____ DATASET RECORDS
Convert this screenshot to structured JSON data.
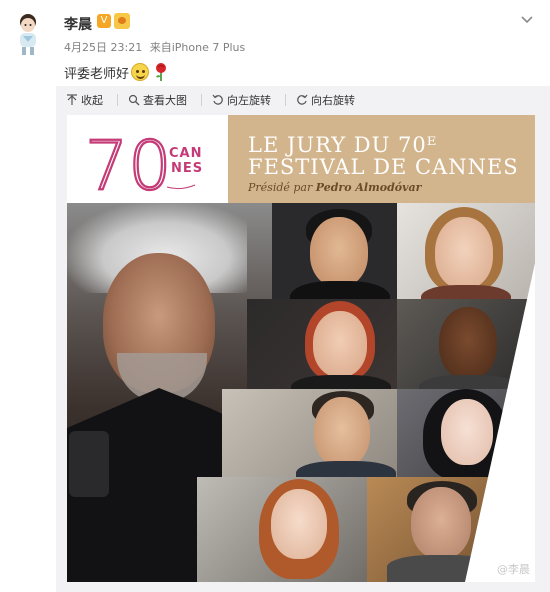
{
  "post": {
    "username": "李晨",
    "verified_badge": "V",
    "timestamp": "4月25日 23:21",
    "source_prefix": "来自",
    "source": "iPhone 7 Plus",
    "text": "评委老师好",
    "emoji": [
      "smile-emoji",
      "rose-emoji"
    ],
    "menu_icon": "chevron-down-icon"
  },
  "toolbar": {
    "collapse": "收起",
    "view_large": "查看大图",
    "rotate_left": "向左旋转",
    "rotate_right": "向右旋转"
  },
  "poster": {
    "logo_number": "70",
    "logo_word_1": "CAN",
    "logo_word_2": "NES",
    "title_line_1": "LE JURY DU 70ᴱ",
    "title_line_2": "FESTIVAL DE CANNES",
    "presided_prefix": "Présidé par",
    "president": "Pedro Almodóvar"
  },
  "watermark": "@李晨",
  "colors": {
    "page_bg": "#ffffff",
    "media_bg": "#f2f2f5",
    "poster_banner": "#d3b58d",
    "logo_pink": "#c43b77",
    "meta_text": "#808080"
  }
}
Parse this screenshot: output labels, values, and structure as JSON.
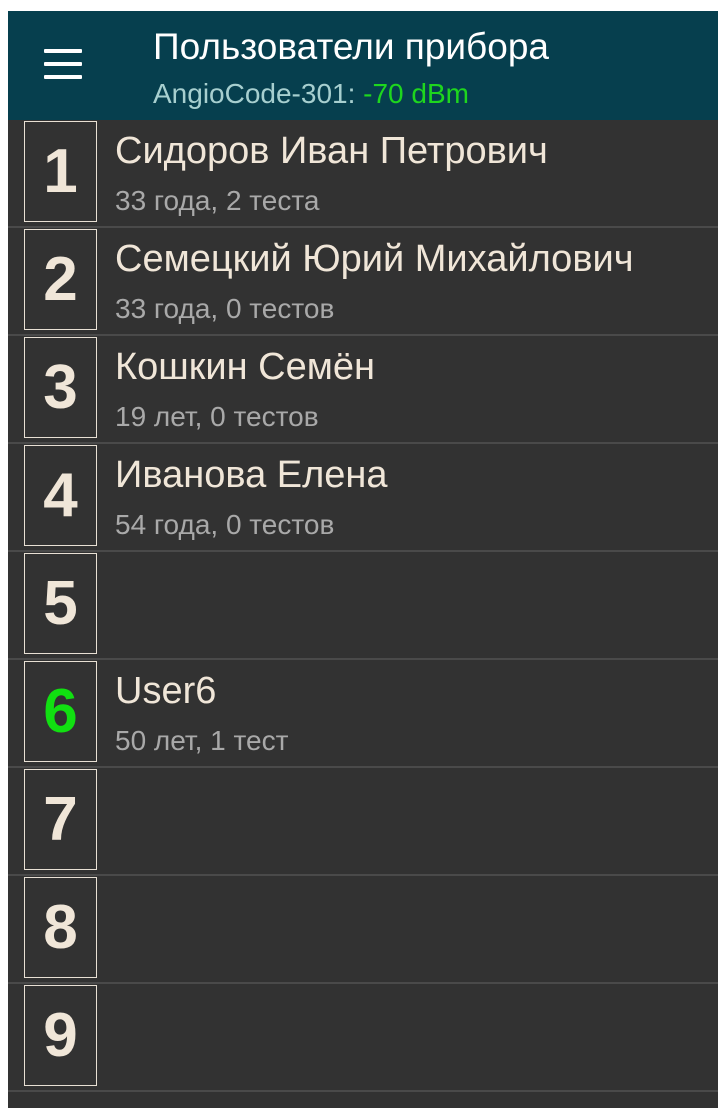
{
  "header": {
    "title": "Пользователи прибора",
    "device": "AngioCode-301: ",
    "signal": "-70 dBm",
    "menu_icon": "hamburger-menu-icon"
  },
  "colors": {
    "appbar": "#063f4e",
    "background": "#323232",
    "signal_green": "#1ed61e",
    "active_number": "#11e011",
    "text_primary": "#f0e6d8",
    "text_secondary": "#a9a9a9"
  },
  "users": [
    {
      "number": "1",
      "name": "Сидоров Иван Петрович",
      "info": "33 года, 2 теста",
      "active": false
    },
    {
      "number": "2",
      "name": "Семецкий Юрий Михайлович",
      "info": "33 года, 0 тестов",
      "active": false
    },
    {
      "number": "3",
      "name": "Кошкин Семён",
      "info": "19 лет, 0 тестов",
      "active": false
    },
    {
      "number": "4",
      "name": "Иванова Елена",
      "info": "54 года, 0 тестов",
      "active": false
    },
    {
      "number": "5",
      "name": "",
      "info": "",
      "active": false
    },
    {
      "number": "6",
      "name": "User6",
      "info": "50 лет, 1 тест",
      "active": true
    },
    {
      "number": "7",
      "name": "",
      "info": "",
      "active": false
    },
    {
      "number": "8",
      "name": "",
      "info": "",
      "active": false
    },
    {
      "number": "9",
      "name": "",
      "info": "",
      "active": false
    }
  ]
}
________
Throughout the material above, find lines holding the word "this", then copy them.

Convert this screenshot to structured JSON data.
Parse this screenshot: output labels, values, and structure as JSON.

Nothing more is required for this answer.